- Regularly cleaning the surface of polycarbonate panels can help prolong their lifespan and maintain their appearance
- UV-resistant co-extruded polycarbonate eliminates the need for protective coatings, lessening maintenance
Sustainability and Environmental Impact
Comparing the carbon footprint of polycarbonate versus other building materials is essential when considering the sustainability and environmental impact of a project. While it may initially seem that polycarbonate has a larger carbon footprint, studies have shown that it actually compares favorably to other common building materials like glass and aluminum.
Recycling options for end-of-life polycarbonate products are also crucial in promoting sustainable use. Polycarbonate can be recycled into new products or repurposed, reducing waste and overall environmental impact. Additionally, LEED certification plays a significant role in promoting sustainable use of polycarbonates by recognizing projects that incorporate environmentally friendly practices such as the use of recyclable materials like polycarbonate.
- Polycarbonate compares favorably to other common building materials
- Recycling options reduce waste and environmental impact
- LEED certification recognizes sustainable practices
Looking Ahead - Future of Polycarbonate

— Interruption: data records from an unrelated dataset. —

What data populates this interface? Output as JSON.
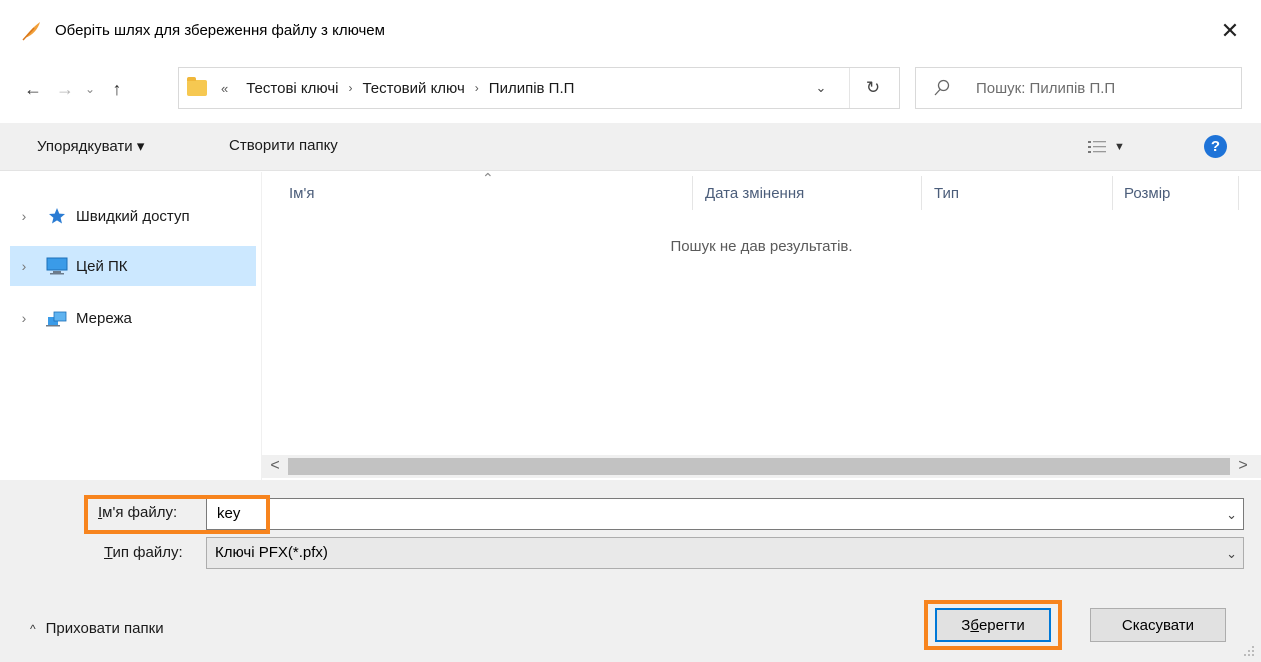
{
  "window": {
    "title": "Оберіть шлях для збереження файлу з ключем",
    "close_glyph": "✕",
    "icon": "feather-icon"
  },
  "nav": {
    "back_glyph": "←",
    "forward_glyph": "→",
    "recent_glyph": "⌄",
    "up_glyph": "↑"
  },
  "address": {
    "overflow": "«",
    "breadcrumbs": [
      "Тестові ключі",
      "Тестовий ключ",
      "Пилипів П.П"
    ],
    "separator": "›",
    "dropdown_glyph": "⌄",
    "refresh_glyph": "↻"
  },
  "search": {
    "placeholder": "Пошук: Пилипів П.П"
  },
  "toolbar": {
    "organize_label": "Упорядкувати ▾",
    "new_folder_label": "Створити папку",
    "help_glyph": "?"
  },
  "sidebar": {
    "items": [
      {
        "label": "Швидкий доступ",
        "icon": "star-icon",
        "selected": false
      },
      {
        "label": "Цей ПК",
        "icon": "computer-icon",
        "selected": true
      },
      {
        "label": "Мережа",
        "icon": "network-icon",
        "selected": false
      }
    ]
  },
  "filelist": {
    "columns": [
      "Ім'я",
      "Дата змінення",
      "Тип",
      "Розмір"
    ],
    "empty_message": "Пошук не дав результатів."
  },
  "scrollbar": {
    "left_glyph": "<",
    "right_glyph": ">"
  },
  "form": {
    "filename_label_underlined": "І",
    "filename_label_rest": "м'я файлу:",
    "filename_value": "key",
    "filetype_label_underlined": "Т",
    "filetype_label_rest": "ип файлу:",
    "filetype_value": "Ключі PFX(*.pfx)"
  },
  "footer": {
    "hide_folders_label": "Приховати папки",
    "save_label_pre": "З",
    "save_label_underlined": "б",
    "save_label_post": "ерегти",
    "cancel_label": "Скасувати"
  },
  "colors": {
    "highlight": "#f7841e",
    "selection": "#cce8ff",
    "accent": "#0078d7"
  }
}
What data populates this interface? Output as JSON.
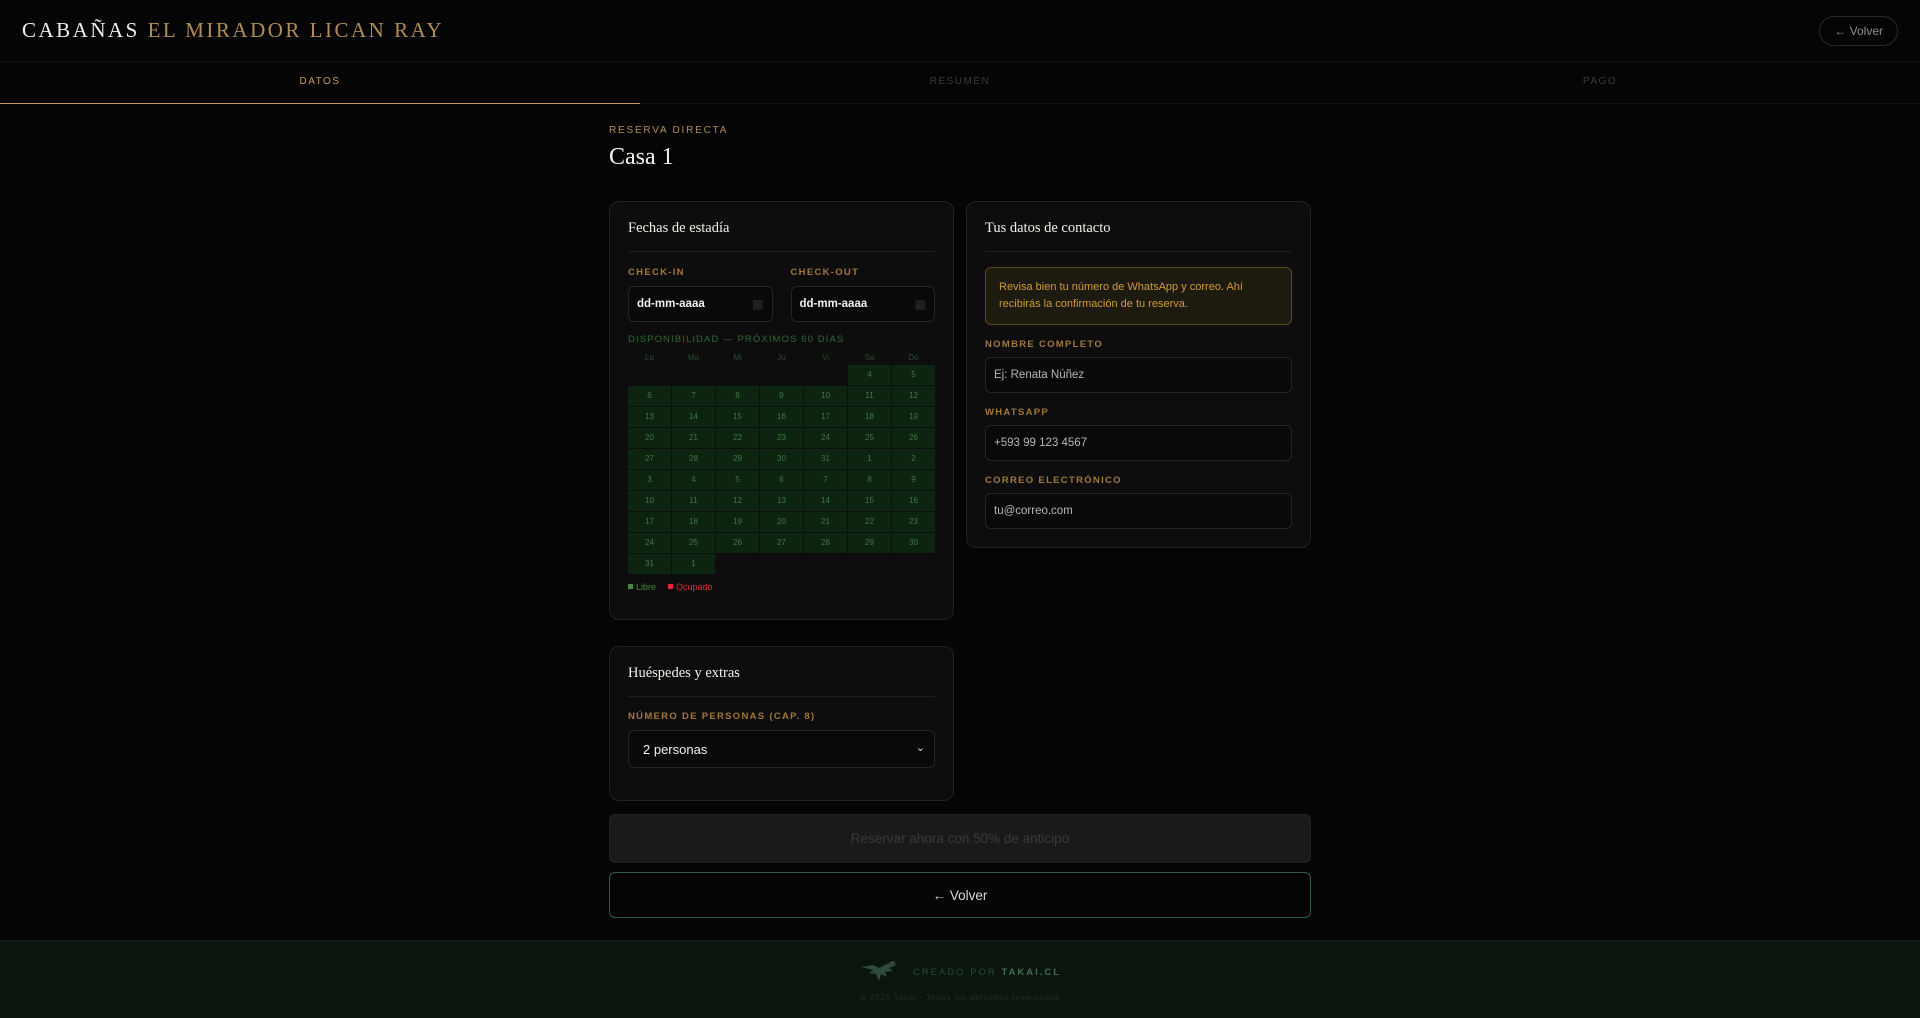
{
  "header": {
    "brand_part1": "CABAÑAS",
    "brand_part2": "EL MIRADOR LICAN RAY",
    "back_label": "← Volver"
  },
  "steps": [
    {
      "label": "DATOS",
      "active": true
    },
    {
      "label": "RESUMEN",
      "active": false
    },
    {
      "label": "PAGO",
      "active": false
    }
  ],
  "main": {
    "eyebrow": "RESERVA DIRECTA",
    "title": "Casa 1"
  },
  "stay_card": {
    "title": "Fechas de estadía",
    "checkin_label": "CHECK-IN",
    "checkin_value": "dd-mm-aaaa",
    "checkout_label": "CHECK-OUT",
    "checkout_value": "dd-mm-aaaa",
    "availability_label": "DISPONIBILIDAD — PRÓXIMOS 60 DÍAS",
    "weekdays": [
      "Lu",
      "Ma",
      "Mi",
      "Ju",
      "Vi",
      "Sa",
      "Do"
    ],
    "leading_blanks": 5,
    "days": [
      "4",
      "5",
      "6",
      "7",
      "8",
      "9",
      "10",
      "11",
      "12",
      "13",
      "14",
      "15",
      "16",
      "17",
      "18",
      "19",
      "20",
      "21",
      "22",
      "23",
      "24",
      "25",
      "26",
      "27",
      "28",
      "29",
      "30",
      "31",
      "1",
      "2",
      "3",
      "4",
      "5",
      "6",
      "7",
      "8",
      "9",
      "10",
      "11",
      "12",
      "13",
      "14",
      "15",
      "16",
      "17",
      "18",
      "19",
      "20",
      "21",
      "22",
      "23",
      "24",
      "25",
      "26",
      "27",
      "28",
      "29",
      "30",
      "31",
      "1"
    ],
    "legend_free": "Libre",
    "legend_busy": "Ocupado"
  },
  "contact_card": {
    "title": "Tus datos de contacto",
    "notice": "Revisa bien tu número de WhatsApp y correo. Ahí recibirás la confirmación de tu reserva.",
    "name_label": "NOMBRE COMPLETO",
    "name_placeholder": "Ej: Renata Núñez",
    "whatsapp_label": "WHATSAPP",
    "whatsapp_placeholder": "+593 99 123 4567",
    "email_label": "CORREO ELECTRÓNICO",
    "email_placeholder": "tu@correo.com"
  },
  "guests_card": {
    "title": "Huéspedes y extras",
    "people_label": "NÚMERO DE PERSONAS (CAP. 8)",
    "people_selected": "2 personas"
  },
  "actions": {
    "reserve_label": "Reservar ahora con 50% de anticipo",
    "back_label": "← Volver"
  },
  "footer": {
    "credit_prefix": "CREADO POR",
    "credit_brand": "TAKAI.CL",
    "copyright": "© 2025 Takai · Todos los derechos reservados"
  },
  "colors": {
    "accent": "#c89a55",
    "free": "#3f8a43",
    "busy": "#e0283a"
  }
}
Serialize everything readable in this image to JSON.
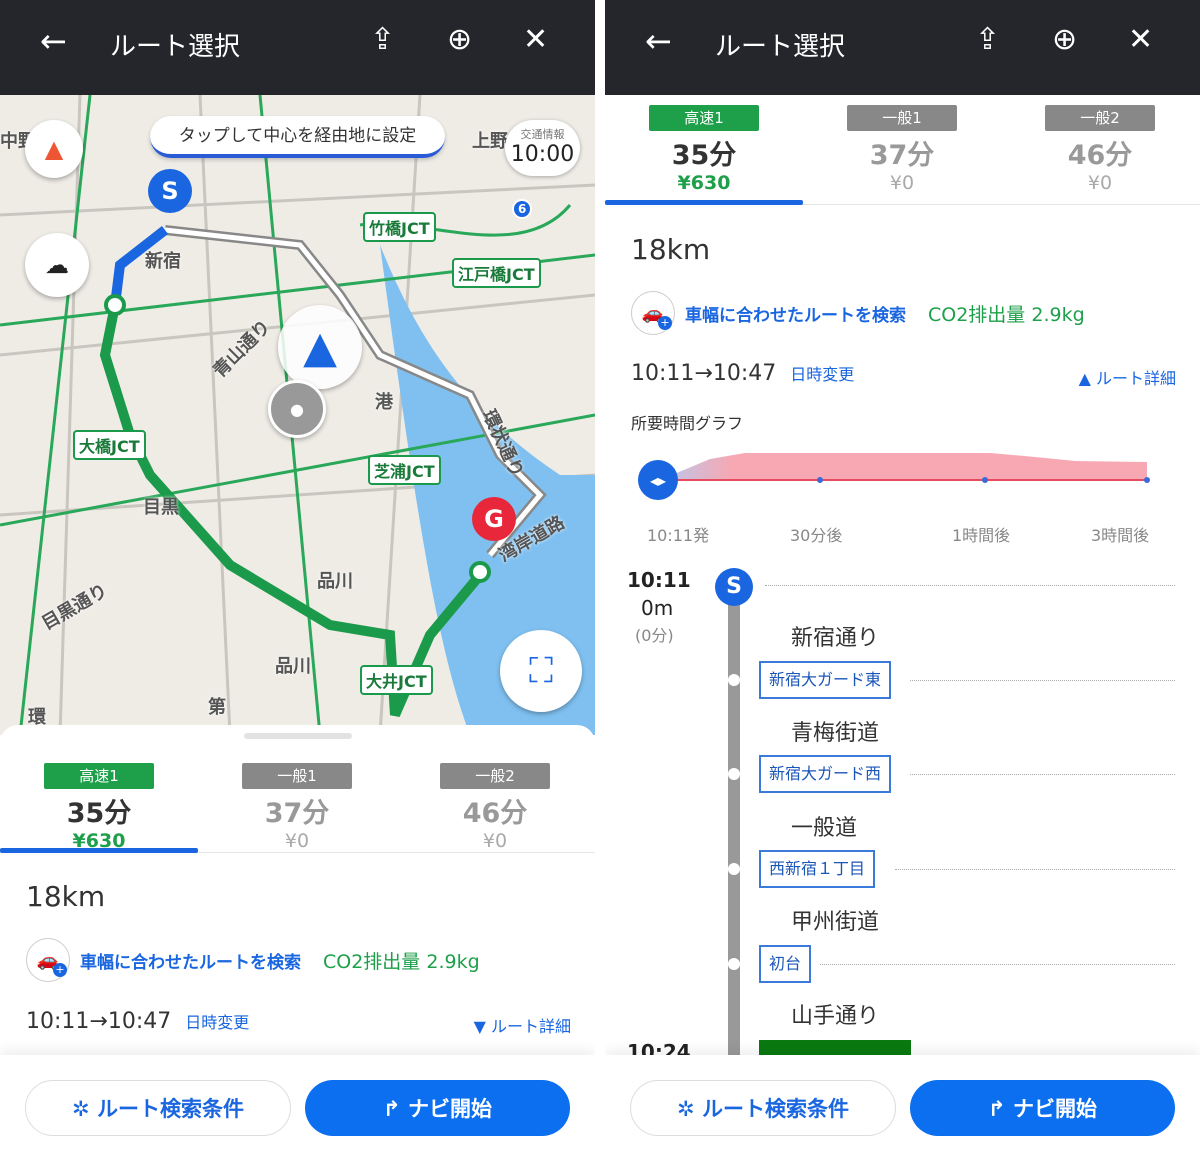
{
  "header": {
    "title": "ルート選択",
    "back_icon": "arrow-left-icon",
    "share_icon": "share-icon",
    "add_pin_icon": "map-pin-plus-icon",
    "close_icon": "close-icon"
  },
  "map": {
    "tip": "タップして中心を経由地に設定",
    "traffic_label": "交通情報",
    "traffic_time": "10:00",
    "start_pin": "S",
    "goal_pin": "G",
    "route_shield": "6",
    "labels": [
      "中野",
      "新宿",
      "上野",
      "港",
      "目黒",
      "品川",
      "品川",
      "目黒通り",
      "青山通り",
      "環状通り",
      "湾岸道路",
      "第",
      "環"
    ],
    "jcts": [
      "竹橋JCT",
      "江戸橋JCT",
      "大橋JCT",
      "芝浦JCT",
      "大井JCT"
    ]
  },
  "routes": [
    {
      "badge": "高速1",
      "duration": "35分",
      "fee": "¥630",
      "selected": true
    },
    {
      "badge": "一般1",
      "duration": "37分",
      "fee": "¥0",
      "selected": false
    },
    {
      "badge": "一般2",
      "duration": "46分",
      "fee": "¥0",
      "selected": false
    }
  ],
  "summary": {
    "distance": "18km",
    "car_search": "車幅に合わせたルートを検索",
    "co2": "CO2排出量 2.9kg",
    "times": "10:11→10:47",
    "change_time": "日時変更",
    "route_detail_collapsed": "▼ ルート詳細",
    "route_detail_expanded": "▲ ルート詳細"
  },
  "graph": {
    "title": "所要時間グラフ",
    "ticks": [
      "10:11発",
      "30分後",
      "1時間後",
      "3時間後"
    ]
  },
  "timeline": {
    "start_time": "10:11",
    "start_dist": "0m",
    "start_min": "(0分)",
    "start_pin": "S",
    "next_time": "10:24",
    "roads": [
      "新宿通り",
      "青梅街道",
      "一般道",
      "甲州街道",
      "山手通り"
    ],
    "places": [
      "新宿大ガード東",
      "新宿大ガード西",
      "西新宿１丁目",
      "初台"
    ]
  },
  "buttons": {
    "search_conditions": "ルート検索条件",
    "navi_start": "ナビ開始"
  },
  "colors": {
    "header": "#24262b",
    "accent": "#1a66e0",
    "highway": "#1ea04a",
    "graph_fill": "#f7a8b2"
  }
}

Today, polycarbonate continues to evolve as a material, with research focusing on enhancing its properties even further. Scientists and researchers are exploring ways to improve polycarbonate's properties and develop new grades that can meet emerging industry needs. This has led to the development of polycarbonates with enhanced flame retardancy, biocompatibility, and scratch resistance. They are also exploring ways to improve its optical clarity and develop polycarbonates that are more biocompatible for medical applications. As technology advances, it is likely that polycarbonate will continue to be a go-to material for many applications across various industries.
As the demand for sustainable and energy-efficient building materials continues to grow, polycarbonate is likely to remain a key player in the construction industry. Its evolution over the years has made it a reliable and versatile material that can meet the needs of architects and builders across a range of projects. By keeping up with the latest innovations and advancements in polycarbonate technology, architects can continue to push the boundaries of what is possible in modern building design.